Start of Provided data
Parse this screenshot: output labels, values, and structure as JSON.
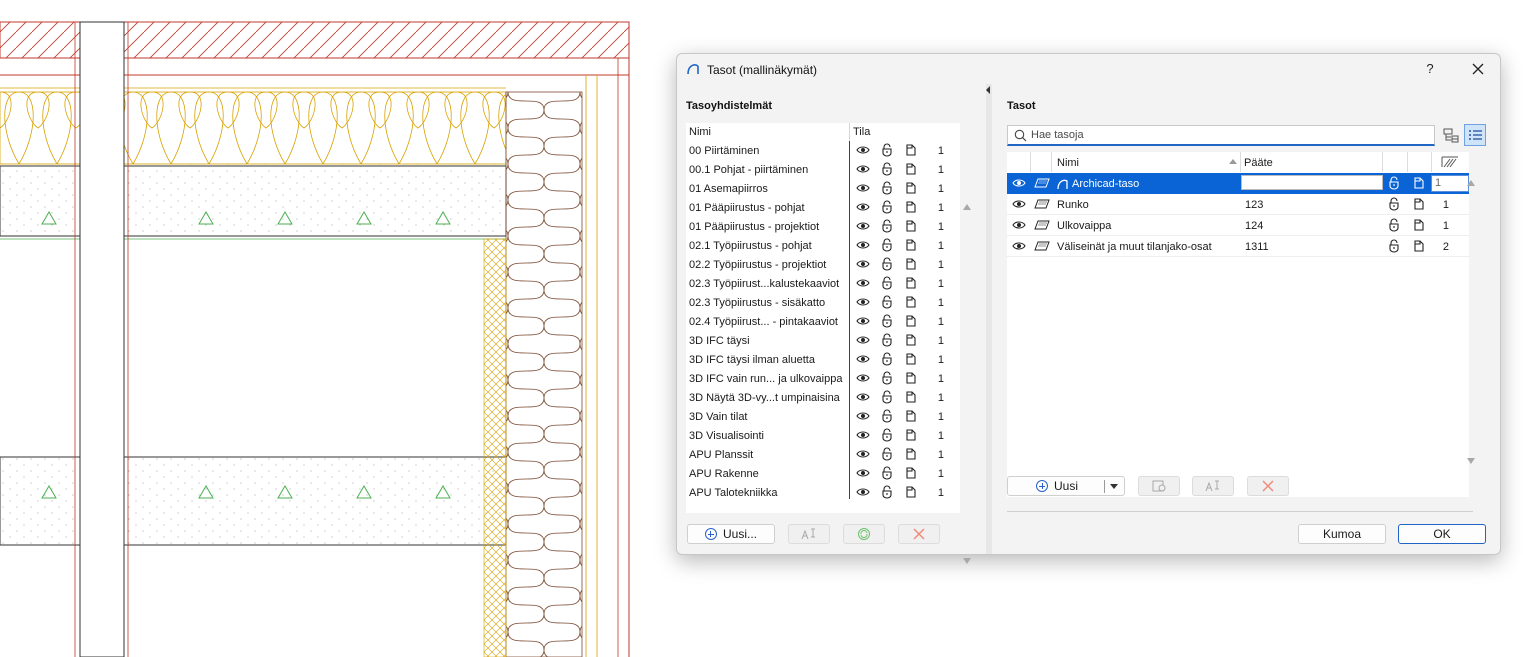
{
  "dialog": {
    "title": "Tasot (mallinäkymät)",
    "help_label": "?"
  },
  "left": {
    "section_title": "Tasoyhdistelmät",
    "columns": {
      "name": "Nimi",
      "state": "Tila"
    },
    "rows": [
      {
        "name": "00 Piirtäminen",
        "count": "1"
      },
      {
        "name": "00.1 Pohjat - piirtäminen",
        "count": "1"
      },
      {
        "name": "01 Asemapiirros",
        "count": "1"
      },
      {
        "name": "01 Pääpiirustus - pohjat",
        "count": "1"
      },
      {
        "name": "01 Pääpiirustus - projektiot",
        "count": "1"
      },
      {
        "name": "02.1 Työpiirustus - pohjat",
        "count": "1"
      },
      {
        "name": "02.2 Työpiirustus - projektiot",
        "count": "1"
      },
      {
        "name": "02.3 Työpiirust...kalustekaaviot",
        "count": "1"
      },
      {
        "name": "02.3 Työpiirustus - sisäkatto",
        "count": "1"
      },
      {
        "name": "02.4 Työpiirust... - pintakaaviot",
        "count": "1"
      },
      {
        "name": "3D IFC täysi",
        "count": "1"
      },
      {
        "name": "3D IFC täysi ilman aluetta",
        "count": "1"
      },
      {
        "name": "3D IFC vain run... ja ulkovaippa",
        "count": "1"
      },
      {
        "name": "3D Näytä 3D-vy...t umpinaisina",
        "count": "1"
      },
      {
        "name": "3D Vain tilat",
        "count": "1"
      },
      {
        "name": "3D Visualisointi",
        "count": "1"
      },
      {
        "name": "APU Planssit",
        "count": "1"
      },
      {
        "name": "APU Rakenne",
        "count": "1"
      },
      {
        "name": "APU Talotekniikka",
        "count": "1"
      }
    ],
    "buttons": {
      "new": "Uusi..."
    }
  },
  "right": {
    "section_title": "Tasot",
    "search_placeholder": "Hae tasoja",
    "columns": {
      "name": "Nimi",
      "ext": "Pääte"
    },
    "rows": [
      {
        "name": "Archicad-taso",
        "ext": "",
        "count": "1",
        "selected": true
      },
      {
        "name": "Runko",
        "ext": "123",
        "count": "1",
        "selected": false
      },
      {
        "name": "Ulkovaippa",
        "ext": "124",
        "count": "1",
        "selected": false
      },
      {
        "name": "Väliseinät ja muut tilanjako-osat",
        "ext": "1311",
        "count": "2",
        "selected": false
      }
    ],
    "buttons": {
      "new": "Uusi",
      "cancel": "Kumoa",
      "ok": "OK"
    }
  },
  "colors": {
    "accent": "#0a64d6",
    "drawing_red": "#c0392b",
    "drawing_insulation": "#d8a100",
    "drawing_mineral": "#7a4a32",
    "drawing_green": "#4caf50"
  },
  "icons": [
    "archicad-icon",
    "close-icon",
    "eye-icon",
    "lock-icon",
    "file-icon",
    "search-icon",
    "folder-tree-icon",
    "list-view-icon",
    "rename-icon",
    "refresh-icon",
    "delete-icon",
    "duplicate-icon",
    "layer-icon"
  ]
}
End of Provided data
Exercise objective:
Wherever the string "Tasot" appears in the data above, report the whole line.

Response:
    "title": "Tasot (mallinäkymät)",
    "section_title": "Tasot",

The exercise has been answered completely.